In this part, I will show you how to find hieroglyphs you aren’t familiar with using the search utility in the hieroglyphic palette, and also how to arrange individual hieroglyphs in order to achieve the results you want.
Edit: Due to the length of this article, we will cover arrangement in the next part.
Pick what you want to reproduce.
So, before you begin you should probably have an idea of what you want to create. In this tutorial I’ll be using the inscription that was featured in Translate it! #1.
This example is the cartouche of Amenemhat. It’s fairly short, but may be difficult to reproduce if you’re new to JSesh.
Search for unknown hieroglyphs.
Most of these signs should be fairly familiar to you, since they are a part of the Alphabet (uniliterals). If you are having trouble identifying them now, you might want to check out Lesson 1, where uniliterals are discussed in more detail.
Two of the signs may be unfamiliar, and . If you can’t figure out what these hieroglyphs are, don’t worry. There are a few different methods for finding them, either through JSesh’s hieroglyphic palette or a separate sign list.
Let’s use the palette in order to find the glyph.
The first step is to choose the family of the hieroglyph. This part can be difficult, since it is not easy to determine what exactly a certain glyph represents. This hieroglyph, however is fairly straightforward since it is an animal.
For this hieroglyph, we want to look for a family which includes animals. We can narrow our selection even more since this glyph is only part of a lion, and not the entire lion. The best family would be F. Parts of Mammals.
After selecting the family, the white window below the filter options will show all of the glyphs you can find in that group, including any variation. The list can be quite large, so it will be best if you select a sub-family. In this case, it will be the “lion, panthera” sub-family.
After choosing both the family and sub-family, the hieroglyphs we were looking for showed up in the first position. Another helpful bit of information is that the palette shows us the hieroglyph’s phonetic value in the Manuel de Codage, HAt, or transliterated as ḥ3t.
The missing piece of this puzzle is the last sign, . This sign is a bit more difficult since you may not recognize what it actually depicts. This complicates our search, but we still have other options. A few different groups are organized by the shape of the glyph: Tall Narrow Signs, Low Narrow Signs, and Low Broad Signs.
This glyphs appears flat and long, so it will most likely be found in the Low Broad Sign family. Unfortunately, JSesh does not include it in this group. However, it can be found on Egyptian Hieroglyphs’ sign list in the Low Broad Sign family. It is labeled with the Gardiner number Y5. So, in order to find its phonetic value, we should look in Y. Writings, Games, Music for the 5th hieroglyph.

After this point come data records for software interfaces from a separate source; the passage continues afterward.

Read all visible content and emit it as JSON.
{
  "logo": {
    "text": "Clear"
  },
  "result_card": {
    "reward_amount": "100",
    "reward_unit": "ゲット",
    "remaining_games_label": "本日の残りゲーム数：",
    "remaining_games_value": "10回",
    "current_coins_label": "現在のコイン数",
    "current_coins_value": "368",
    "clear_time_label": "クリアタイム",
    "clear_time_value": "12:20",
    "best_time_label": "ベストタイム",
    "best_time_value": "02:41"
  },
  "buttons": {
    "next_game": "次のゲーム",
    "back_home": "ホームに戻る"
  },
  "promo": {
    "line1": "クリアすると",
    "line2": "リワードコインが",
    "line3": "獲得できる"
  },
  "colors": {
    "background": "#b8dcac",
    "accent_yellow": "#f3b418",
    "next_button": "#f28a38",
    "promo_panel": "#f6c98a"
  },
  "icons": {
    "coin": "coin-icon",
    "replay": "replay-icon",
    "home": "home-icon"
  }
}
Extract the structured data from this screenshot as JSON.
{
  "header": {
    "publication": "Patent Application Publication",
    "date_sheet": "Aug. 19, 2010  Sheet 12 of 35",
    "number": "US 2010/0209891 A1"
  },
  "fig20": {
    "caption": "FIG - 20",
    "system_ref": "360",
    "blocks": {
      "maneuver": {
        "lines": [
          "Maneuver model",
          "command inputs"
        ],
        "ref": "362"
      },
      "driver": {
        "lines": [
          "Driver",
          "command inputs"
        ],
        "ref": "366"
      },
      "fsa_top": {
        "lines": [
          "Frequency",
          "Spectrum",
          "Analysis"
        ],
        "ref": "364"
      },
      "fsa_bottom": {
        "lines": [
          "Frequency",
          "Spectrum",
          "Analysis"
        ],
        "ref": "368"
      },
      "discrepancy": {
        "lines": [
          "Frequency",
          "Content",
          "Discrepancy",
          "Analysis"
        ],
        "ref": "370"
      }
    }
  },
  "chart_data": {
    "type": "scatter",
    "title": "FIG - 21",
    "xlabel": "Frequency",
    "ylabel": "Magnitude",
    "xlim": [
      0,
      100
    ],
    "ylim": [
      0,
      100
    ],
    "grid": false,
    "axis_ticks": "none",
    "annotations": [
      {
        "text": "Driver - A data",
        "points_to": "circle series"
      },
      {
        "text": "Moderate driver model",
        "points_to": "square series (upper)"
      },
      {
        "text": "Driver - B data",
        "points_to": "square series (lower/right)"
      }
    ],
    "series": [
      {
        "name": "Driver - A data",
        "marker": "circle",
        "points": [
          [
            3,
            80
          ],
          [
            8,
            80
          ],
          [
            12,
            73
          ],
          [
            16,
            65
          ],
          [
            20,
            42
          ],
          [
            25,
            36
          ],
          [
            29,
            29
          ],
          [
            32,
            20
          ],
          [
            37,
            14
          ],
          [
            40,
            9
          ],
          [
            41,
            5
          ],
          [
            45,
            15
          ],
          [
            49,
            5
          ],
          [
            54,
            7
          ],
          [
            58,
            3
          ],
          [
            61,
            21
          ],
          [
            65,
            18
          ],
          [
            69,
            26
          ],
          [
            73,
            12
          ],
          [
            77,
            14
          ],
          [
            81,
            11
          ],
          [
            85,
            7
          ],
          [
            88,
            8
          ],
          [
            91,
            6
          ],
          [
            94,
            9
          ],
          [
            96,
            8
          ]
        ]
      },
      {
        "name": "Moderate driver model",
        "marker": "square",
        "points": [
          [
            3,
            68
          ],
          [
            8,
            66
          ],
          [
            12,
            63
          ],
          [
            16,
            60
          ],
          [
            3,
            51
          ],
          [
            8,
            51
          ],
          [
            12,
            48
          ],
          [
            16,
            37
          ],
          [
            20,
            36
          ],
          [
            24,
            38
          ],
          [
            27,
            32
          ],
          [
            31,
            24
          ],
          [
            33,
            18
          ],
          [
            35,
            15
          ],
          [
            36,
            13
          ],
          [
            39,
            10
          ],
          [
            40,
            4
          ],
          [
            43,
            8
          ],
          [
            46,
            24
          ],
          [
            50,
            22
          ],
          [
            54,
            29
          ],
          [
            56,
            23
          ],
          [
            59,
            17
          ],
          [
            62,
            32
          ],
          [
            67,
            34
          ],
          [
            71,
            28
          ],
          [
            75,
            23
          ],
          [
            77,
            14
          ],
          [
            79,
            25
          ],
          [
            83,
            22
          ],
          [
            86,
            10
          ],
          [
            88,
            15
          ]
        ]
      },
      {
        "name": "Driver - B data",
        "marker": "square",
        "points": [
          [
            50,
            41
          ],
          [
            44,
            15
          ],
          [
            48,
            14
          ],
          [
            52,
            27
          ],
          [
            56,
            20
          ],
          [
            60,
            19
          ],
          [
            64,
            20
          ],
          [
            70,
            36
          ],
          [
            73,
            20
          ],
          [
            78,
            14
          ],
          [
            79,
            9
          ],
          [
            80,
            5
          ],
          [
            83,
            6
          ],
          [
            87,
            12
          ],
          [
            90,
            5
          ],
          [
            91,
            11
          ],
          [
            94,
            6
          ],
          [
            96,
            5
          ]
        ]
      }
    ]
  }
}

So, we were able to find the glyph using both a sign list and JSesh. It’s very important to have a number of sources of information to draw from, since every source has both strengths and weaknesses.
Now we have the phonetic values of every glyph, since the rest are easily found in the Alphabet chart in Lesson 1. The resulting transliteration is imn m HAt, s (imn-m-ḥ3t or Amenemhat). In order to create each separate sign in JSesh we would insert the Manuel de Codage value of i-mn-n-m-HAt-t into the text box in JSesh.
This of course would not arrange our glyphs in an order that matches the image above. However, I don’t want this entry to get too long, so I will save the arrangement of each individual sign and placement of them inside a cartouche until next time.